The scientists based their search on the template of the antihistamine drug diphenhydramine hydrochloride, commonly known as Benadryl. After many failures, the research team synthesized a group of compounds called aryloxyphenylpropylamines. Upon testing, a member of the group, fluoxetine hydrochloride, proved to affect only the neurotransmitter serotonin. This compound became the first selective serotonin reuptake inhibitor (SSRI) and the active ingredient in the vastly popular and effective drug Prozac.
Prozac, the "Wonder Drug"
Eli Lilly recognized the potential of its new drug, but the company first tested it as a high blood pressure medication, an anti-obesity drug, and a remedy for severe depression. After those testing failures, Eli Lilly succeeded in treating five mildly depressed people; fluoxetine had found its niche. Eli Lilly announced its findings in 1974 and launched Prozac in 1987 after receiving FDA approval.
The “wonder drug” replaced earlier medications, tricyclic antidepressants, which were less effective with serious side effects such as headaches, blurred vision and hypertension. By 1999, Prozac was bringing in $2.5 billion per year, 25% of Eli Lilly’s revenue. The drug helped erase the stigma of depression, inspiring celebrities and public figures to flaunt rather than hide their sufferings.

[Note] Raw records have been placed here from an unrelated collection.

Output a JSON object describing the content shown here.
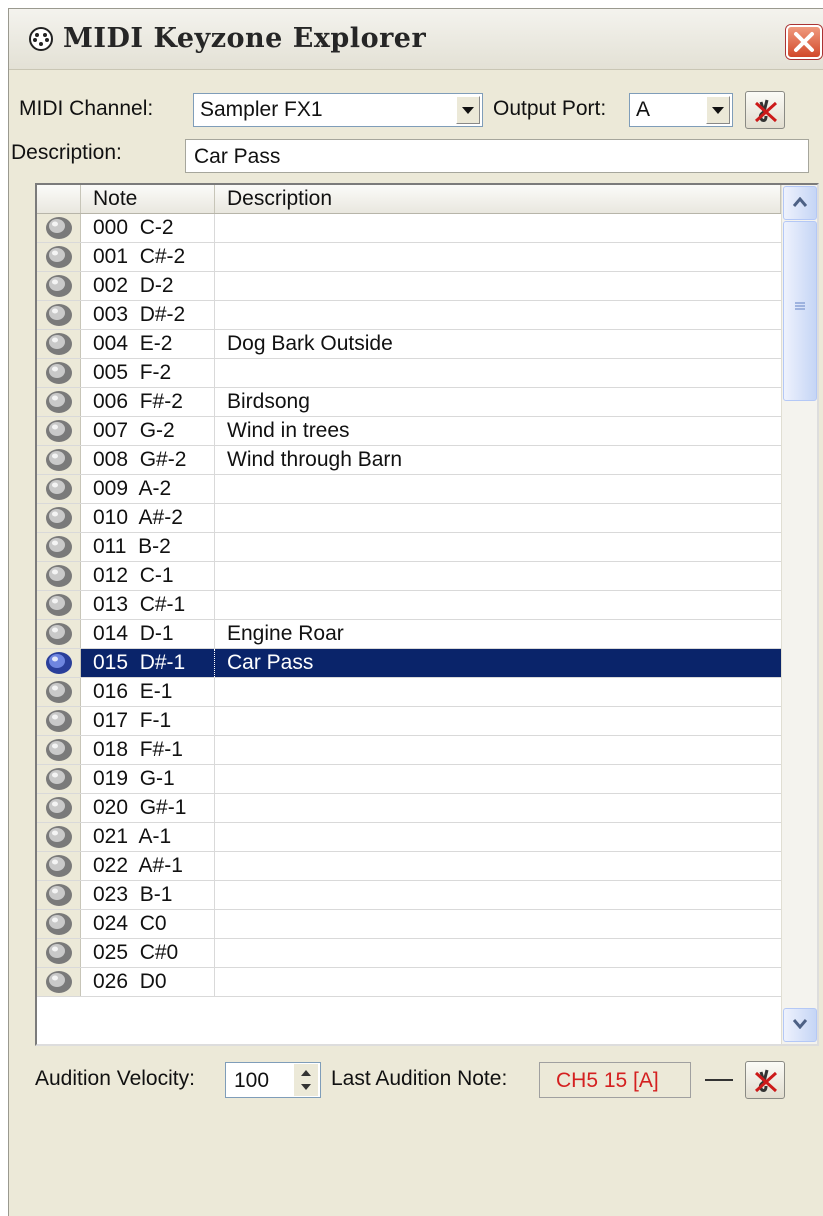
{
  "window": {
    "title": "MIDI Keyzone Explorer"
  },
  "controls": {
    "midi_channel_label": "MIDI Channel:",
    "midi_channel_value": "Sampler FX1",
    "output_port_label": "Output Port:",
    "output_port_value": "A",
    "description_label": "Description:",
    "description_value": "Car Pass"
  },
  "grid": {
    "columns": [
      "Note",
      "Description"
    ],
    "selected_index": 15,
    "rows": [
      {
        "note": "000  C-2",
        "description": ""
      },
      {
        "note": "001  C#-2",
        "description": ""
      },
      {
        "note": "002  D-2",
        "description": ""
      },
      {
        "note": "003  D#-2",
        "description": ""
      },
      {
        "note": "004  E-2",
        "description": "Dog Bark Outside"
      },
      {
        "note": "005  F-2",
        "description": ""
      },
      {
        "note": "006  F#-2",
        "description": "Birdsong"
      },
      {
        "note": "007  G-2",
        "description": "Wind in trees"
      },
      {
        "note": "008  G#-2",
        "description": "Wind through Barn"
      },
      {
        "note": "009  A-2",
        "description": ""
      },
      {
        "note": "010  A#-2",
        "description": ""
      },
      {
        "note": "011  B-2",
        "description": ""
      },
      {
        "note": "012  C-1",
        "description": ""
      },
      {
        "note": "013  C#-1",
        "description": ""
      },
      {
        "note": "014  D-1",
        "description": "Engine Roar"
      },
      {
        "note": "015  D#-1",
        "description": "Car Pass"
      },
      {
        "note": "016  E-1",
        "description": ""
      },
      {
        "note": "017  F-1",
        "description": ""
      },
      {
        "note": "018  F#-1",
        "description": ""
      },
      {
        "note": "019  G-1",
        "description": ""
      },
      {
        "note": "020  G#-1",
        "description": ""
      },
      {
        "note": "021  A-1",
        "description": ""
      },
      {
        "note": "022  A#-1",
        "description": ""
      },
      {
        "note": "023  B-1",
        "description": ""
      },
      {
        "note": "024  C0",
        "description": ""
      },
      {
        "note": "025  C#0",
        "description": ""
      },
      {
        "note": "026  D0",
        "description": ""
      }
    ]
  },
  "footer": {
    "audition_velocity_label": "Audition Velocity:",
    "audition_velocity_value": "100",
    "last_audition_label": "Last Audition Note:",
    "last_audition_value": "CH5 15 [A]"
  },
  "colors": {
    "selection": "#0a246a",
    "last_note_text": "#d42020",
    "close_button": "#d2482a"
  },
  "icons": [
    "app-icon",
    "close-icon",
    "dropdown-arrow-icon",
    "mute-icon",
    "speaker-icon",
    "scroll-up-icon",
    "scroll-down-icon",
    "spin-up-icon",
    "spin-down-icon"
  ]
}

Prozac, which is recognized by Fortune magazine as a “Product of the Century,” has few side effects; it has been widely beneficial for those suffering from depression, obsessive compulsive disorders, panic disorders, eating disorders and premenstrual dysphoric disorders. However, some contend that Prozac has been doled out too liberally—it has even been prescribed for animals. Peer drugs, including Zoloft and Paxil, which are also SSRIs, have experienced similar successes.
Unfortunately for Eli Lilly, its patent on Prozac expired in 2001, causing massive revenue losses. The company hopes to bounce back with its newest drug, Cymbalta, a painkiller and an antidepressant combined.
Other scientific work
While Schmiegel is listed as an inventor on all eighteen of his patents, his patents are assigned to his company, Eli Lilly. As detailed by the list of patents from the United States Patent and Trademark Office website, Schmiegel's chemical work concentrated on supplements to bolster the health of animals (growth promotion), weight control agents, and antidepressants.
Awards and recognition
In 1999, both Schmiegel and Molloy were inducted into the National Inventors Hall of Fame for their fluoxetine compound that revolutionized depression treatment. In addition, the same year, the pair received the U.S. Department of Commerce's Ronald H. Brown American Innovator award, honoring their great contribution to society.
Schmiegel worked for Eli Lilly until his retirement in 1993. Though Schmiegel is retired, he still lives in Indianapolis near the Eli Lilly headquarters.
- Four American Inventors to Be Honored for Revolutionary. FDCH Federal Department and Agency Documents. 12 Oct. 1999. LexisNexis. Academic. University of Pennsylvania Lib., Philadelphia, PA. 11 Nov. 2008. < http://www.lexisnexis.com/>.
- Lilly Scientists Honored for Invention of Prozac; Molloy, Schmiegel To Be Recognized by U.S. Department of Commerce. PR Newswire. October 13, 1999. Financial News. LexisNexis. Academic. University of Pennsylvania Lib., Philadelphia, PA. 11 Nov. 2008. <http://www.lexisnexis.com/>.
- Nicolaou, K.C., and Tamsyn Montagnon. Molecules That Changed the World. Weinhem, Germany: Wiley-VCH, 2008.